– We have a responsibility to push for development that is sustainable, and which responds not only to the challenges of today but also those of the future. Developing sustainable health education is at the heart of our new application to establish the Centre of Excellence in Education, he adds. 

Research-based education applicable in working world

The survey also shows that 97 per cent of students who undertook the professional study programme in medicine believe that they are using the skills and competencies they developed as part of their education at UiO in their current job. Of these respondents, 73 per cent believe that this is the case to a great extent, which is almost 40 per cent higher than the general UiO student body. 

– It’s great that we have such satisfied students, who are clearly valued and considered a resource in the work life. We see it as inspiration to keep working hard and deliever an excellent education and to develop further both our professional study programme and in medicine and our master’s programmes, says Elin Olaug Rosvold, Vice-Dean of the Faculty of Medicine.

Jobs that meet expectations

Almost 80 per cent of respondents believe that their studies in the Faculty of Medicine have enabled them to find jobs that meet their expectations. 96 per cent of respondents are in full-time employment, and 4 per cent are in part-time employment. 70 per cent of those in part-time employment stated that this was through their own choice.

– This demonstrates that we are fully in touch with what is needed as part of an educational programme in order to master working life. We also see the significance of our students being taught by internationally renowned professors and researchers.  It provides proximity to both working life and the global research community, says Eivind Engebretsen.

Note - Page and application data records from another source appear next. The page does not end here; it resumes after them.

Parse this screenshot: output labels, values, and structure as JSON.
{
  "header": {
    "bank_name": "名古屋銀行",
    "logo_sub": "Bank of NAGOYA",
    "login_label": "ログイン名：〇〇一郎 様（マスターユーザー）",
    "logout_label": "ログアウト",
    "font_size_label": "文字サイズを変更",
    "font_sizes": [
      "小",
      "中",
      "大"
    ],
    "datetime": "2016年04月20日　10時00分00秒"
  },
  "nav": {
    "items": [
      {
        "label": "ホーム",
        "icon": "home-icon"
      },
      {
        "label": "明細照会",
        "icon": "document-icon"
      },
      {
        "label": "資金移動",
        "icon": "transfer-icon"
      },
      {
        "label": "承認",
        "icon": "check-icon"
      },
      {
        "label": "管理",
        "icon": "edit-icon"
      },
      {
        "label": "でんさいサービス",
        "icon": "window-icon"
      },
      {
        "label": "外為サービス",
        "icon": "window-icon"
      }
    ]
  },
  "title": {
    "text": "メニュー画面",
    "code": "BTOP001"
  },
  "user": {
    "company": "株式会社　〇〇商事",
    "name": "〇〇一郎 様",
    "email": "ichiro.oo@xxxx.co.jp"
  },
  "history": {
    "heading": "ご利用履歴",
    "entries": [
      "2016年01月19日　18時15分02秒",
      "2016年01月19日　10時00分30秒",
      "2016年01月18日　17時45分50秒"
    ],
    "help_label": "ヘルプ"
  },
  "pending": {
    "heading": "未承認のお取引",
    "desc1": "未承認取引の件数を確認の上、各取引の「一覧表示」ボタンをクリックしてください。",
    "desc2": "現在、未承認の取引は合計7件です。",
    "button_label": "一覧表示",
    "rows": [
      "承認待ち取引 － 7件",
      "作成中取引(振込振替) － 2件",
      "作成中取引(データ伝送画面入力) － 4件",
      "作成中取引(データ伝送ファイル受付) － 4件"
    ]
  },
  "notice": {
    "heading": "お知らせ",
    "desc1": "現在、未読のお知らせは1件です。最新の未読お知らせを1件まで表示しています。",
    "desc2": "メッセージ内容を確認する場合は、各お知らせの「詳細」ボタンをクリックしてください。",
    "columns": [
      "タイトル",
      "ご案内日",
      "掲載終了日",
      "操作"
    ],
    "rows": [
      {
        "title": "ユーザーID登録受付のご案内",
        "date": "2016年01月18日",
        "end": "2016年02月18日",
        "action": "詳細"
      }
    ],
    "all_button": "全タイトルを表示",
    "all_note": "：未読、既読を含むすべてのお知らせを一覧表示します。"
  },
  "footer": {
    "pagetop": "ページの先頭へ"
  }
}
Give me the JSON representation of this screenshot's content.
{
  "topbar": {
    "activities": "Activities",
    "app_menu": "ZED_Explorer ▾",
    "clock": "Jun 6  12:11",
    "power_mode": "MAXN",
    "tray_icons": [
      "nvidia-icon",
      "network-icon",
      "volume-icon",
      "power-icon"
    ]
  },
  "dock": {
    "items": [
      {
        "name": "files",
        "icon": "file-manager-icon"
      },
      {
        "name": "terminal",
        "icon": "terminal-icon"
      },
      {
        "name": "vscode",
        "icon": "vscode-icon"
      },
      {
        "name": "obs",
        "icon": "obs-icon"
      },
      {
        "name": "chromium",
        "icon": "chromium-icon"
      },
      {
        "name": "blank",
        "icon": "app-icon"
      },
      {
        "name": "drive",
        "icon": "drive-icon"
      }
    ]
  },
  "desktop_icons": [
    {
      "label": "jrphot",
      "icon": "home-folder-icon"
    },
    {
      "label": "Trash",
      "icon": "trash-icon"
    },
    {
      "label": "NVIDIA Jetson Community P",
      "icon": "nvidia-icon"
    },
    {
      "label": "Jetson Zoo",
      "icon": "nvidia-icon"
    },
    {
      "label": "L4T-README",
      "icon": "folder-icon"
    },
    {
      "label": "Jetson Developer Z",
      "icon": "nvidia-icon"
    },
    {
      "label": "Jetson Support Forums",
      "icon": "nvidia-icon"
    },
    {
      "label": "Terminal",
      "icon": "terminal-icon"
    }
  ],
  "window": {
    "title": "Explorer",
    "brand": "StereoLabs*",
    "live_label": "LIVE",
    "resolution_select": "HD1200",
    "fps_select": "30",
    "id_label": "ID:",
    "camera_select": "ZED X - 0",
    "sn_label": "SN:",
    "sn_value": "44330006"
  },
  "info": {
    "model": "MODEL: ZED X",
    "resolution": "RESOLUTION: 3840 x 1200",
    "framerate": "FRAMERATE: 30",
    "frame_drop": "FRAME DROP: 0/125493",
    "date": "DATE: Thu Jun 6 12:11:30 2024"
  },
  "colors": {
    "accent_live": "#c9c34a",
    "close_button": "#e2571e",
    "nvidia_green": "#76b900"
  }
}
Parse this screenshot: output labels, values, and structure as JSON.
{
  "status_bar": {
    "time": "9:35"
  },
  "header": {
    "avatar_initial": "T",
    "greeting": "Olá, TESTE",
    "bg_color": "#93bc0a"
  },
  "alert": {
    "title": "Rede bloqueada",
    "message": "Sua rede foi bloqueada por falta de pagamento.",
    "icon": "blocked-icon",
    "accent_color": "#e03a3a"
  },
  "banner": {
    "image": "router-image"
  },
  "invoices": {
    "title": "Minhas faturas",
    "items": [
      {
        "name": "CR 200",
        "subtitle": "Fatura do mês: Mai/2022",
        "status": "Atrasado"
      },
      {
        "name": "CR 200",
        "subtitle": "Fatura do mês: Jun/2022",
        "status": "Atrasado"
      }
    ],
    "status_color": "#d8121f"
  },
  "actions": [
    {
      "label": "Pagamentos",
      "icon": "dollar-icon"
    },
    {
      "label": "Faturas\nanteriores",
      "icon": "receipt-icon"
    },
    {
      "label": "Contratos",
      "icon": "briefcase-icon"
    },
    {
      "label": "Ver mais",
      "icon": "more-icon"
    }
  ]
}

The survey examines several aspects of education and job opportunities. 88 per cent of respondents work in the public sector, which is 28 per cent higher than the average for all graduates from UiO during this period, and is only to be expected since the health and education sector in Norway is largely public.

72 per cent of respondents work in health and care services, while 13 per cent work in research and education.

Education at The Faculty of Medicine

The Faculty of Medicine trains 1200 medical students (MD), 900 Master’s students and 1400 PhD students. The 6-year MD program has the largest number of applicants compared to other Norwegian medical schools.

We have a 5-year program in clinical nutrition, one Bachelor’s degree program and three Master’s programs in health economy, management and leadership, in addition to four other Master’s programs. One is the first Norwegian nurse practitioner Master’s program in geriatric care. Two of the programs are in English and draw large numbers of international applicants.

Read more:

By Kaja Haldorsen, kommunikasjonsleder MED
Published May 23, 2019 3:11 PM - Last modified May 24, 2019 10:52 AM